The inaugural event will promote local businesses, artists and musicians.
Downtown Windermere will be the site of sweet melodies, live art demonstrations and wine Friday, Sept. 7, for the town’s inaugural Art, Wine & Music Stroll on Main Street.
The stroll takes place from 5:30 to 8:30 p.m. Tickets cost $10 for food and entertainment or $25 for food, entertainment and wine. Advanced tickets can be purchased at Tranquiliti Wellness Center — 503 Main St., Windermere — or online at Windermerearts.eventbrite.com. Additionally, tickets will be sold the day of the event.
The stroll will promote local businesses, artist and musicians.The stroll brings together eight musicians, 21 businesses and about 20 artists for an evening food, fun and wine. The stroll will also feature various raffle prizes, said Tranquiliti owner Anne McDonough, who also coordinated and organized the event.

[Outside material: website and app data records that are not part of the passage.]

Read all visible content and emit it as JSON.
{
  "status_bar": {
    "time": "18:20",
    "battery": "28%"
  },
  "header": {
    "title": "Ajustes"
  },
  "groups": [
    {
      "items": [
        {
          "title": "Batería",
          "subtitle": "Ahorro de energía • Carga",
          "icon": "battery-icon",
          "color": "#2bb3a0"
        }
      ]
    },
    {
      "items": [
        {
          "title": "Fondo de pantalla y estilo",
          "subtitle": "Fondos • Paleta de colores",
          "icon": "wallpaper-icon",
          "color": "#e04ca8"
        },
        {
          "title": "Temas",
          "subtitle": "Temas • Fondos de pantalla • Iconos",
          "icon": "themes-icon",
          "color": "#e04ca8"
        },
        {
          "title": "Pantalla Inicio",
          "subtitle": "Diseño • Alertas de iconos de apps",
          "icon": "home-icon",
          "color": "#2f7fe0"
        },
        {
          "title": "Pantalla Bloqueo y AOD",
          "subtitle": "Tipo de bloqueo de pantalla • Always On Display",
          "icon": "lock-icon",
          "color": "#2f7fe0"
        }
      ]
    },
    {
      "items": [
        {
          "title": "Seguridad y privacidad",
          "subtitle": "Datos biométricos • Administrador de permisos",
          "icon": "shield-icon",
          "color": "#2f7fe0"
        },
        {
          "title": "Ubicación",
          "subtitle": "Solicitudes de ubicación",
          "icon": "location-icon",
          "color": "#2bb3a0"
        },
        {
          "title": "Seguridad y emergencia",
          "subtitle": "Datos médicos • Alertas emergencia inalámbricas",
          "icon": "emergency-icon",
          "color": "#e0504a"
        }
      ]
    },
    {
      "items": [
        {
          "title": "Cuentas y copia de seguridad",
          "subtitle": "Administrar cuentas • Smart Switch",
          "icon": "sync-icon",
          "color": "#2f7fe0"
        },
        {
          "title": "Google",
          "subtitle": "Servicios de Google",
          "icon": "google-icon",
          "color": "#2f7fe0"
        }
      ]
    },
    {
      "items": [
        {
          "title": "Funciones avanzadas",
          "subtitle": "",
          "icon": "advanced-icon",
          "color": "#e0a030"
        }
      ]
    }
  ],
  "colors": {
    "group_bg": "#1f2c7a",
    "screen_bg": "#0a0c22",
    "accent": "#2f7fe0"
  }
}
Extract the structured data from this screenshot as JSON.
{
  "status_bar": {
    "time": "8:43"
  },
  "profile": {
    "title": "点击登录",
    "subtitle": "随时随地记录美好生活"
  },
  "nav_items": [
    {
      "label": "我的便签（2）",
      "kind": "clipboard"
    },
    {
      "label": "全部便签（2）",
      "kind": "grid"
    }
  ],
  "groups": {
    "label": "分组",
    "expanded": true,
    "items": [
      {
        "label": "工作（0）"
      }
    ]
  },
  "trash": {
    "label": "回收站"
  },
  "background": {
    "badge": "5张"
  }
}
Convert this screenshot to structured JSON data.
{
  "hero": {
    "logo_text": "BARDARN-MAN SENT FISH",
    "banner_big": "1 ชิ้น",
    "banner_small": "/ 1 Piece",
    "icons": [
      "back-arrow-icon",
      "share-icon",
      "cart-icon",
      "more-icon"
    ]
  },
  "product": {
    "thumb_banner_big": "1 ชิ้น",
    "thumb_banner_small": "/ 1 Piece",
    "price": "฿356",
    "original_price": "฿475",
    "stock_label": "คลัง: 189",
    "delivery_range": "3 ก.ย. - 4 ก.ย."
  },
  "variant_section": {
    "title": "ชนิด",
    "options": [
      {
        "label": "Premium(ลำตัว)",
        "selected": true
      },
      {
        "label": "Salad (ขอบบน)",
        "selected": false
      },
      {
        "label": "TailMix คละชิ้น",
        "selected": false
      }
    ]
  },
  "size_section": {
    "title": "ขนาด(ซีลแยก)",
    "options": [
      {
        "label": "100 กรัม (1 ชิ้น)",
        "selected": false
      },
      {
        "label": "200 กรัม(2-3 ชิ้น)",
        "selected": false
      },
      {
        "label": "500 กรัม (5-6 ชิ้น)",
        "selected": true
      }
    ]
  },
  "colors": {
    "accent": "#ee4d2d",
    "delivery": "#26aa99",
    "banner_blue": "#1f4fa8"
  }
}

“It’s a collaborative,” McDonough said. “The whole concept is about working together as one community — that’s our theme.”
Strollers will be given a “passport” when they arrive. This passport is required to participate in the raffle. Each business or sponsor at the event will have a hole-puncher. Guests must have their passports punched by every business or sponsor at the event to participate in the raffle.
“We want (guests) to be able to see all the businesses.” McDonough said.
McDonough added the musicians will be spread throughout the walk playing live music. Artists will be doing live art demonstrations along the walk and within some of the businesses.
Windermere painter Kim Beltrame is one of the artists who will be featured at the event. Beltrame enjoys
painting landscapes and her surroundings and experimenting with other mediums with her paintings. She’s particularly fond of painting the sceneries around Windermere.
“I’m an outdoors girl,” Beltrame said. “I look around, and I just think the world in general is such a beautiful place.”
Beltrame, a lifelong artist, double-majored in fine art and Italian studies at Rosemont College in Pennsylvania. She studied abroad in Italy moved there after graduating. She met her husband in Italy and lived there for five years. During that time, she learned of what the term “starving artist” meant and began teaching to earn some extra money.
“There’s a reason why there’s the term, ‘starving artist,’” Beltrame said. “I needed to make money, so I started teaching English.”
Beltrame then discovered her passion for teaching, which she continues to do to this day. She currently teaches part time at Olympia High School. Instead of english — or even art — Beltrame teaches Italian.
“A lot of people … because I’m an artist, they all assume that I teach art,” Beltrame said. “Everybody — and it doesn’t matter how many times I correct them — they want (to assume I) teach art. And it’s really funny when I’m like, ‘No, I teach Italian. I’ve been teaching Italian for 15 years, almost.’ There’s my (passion for) Italian coming in. I am passionate about both. Like I said, I double-majored — fine art and italian.”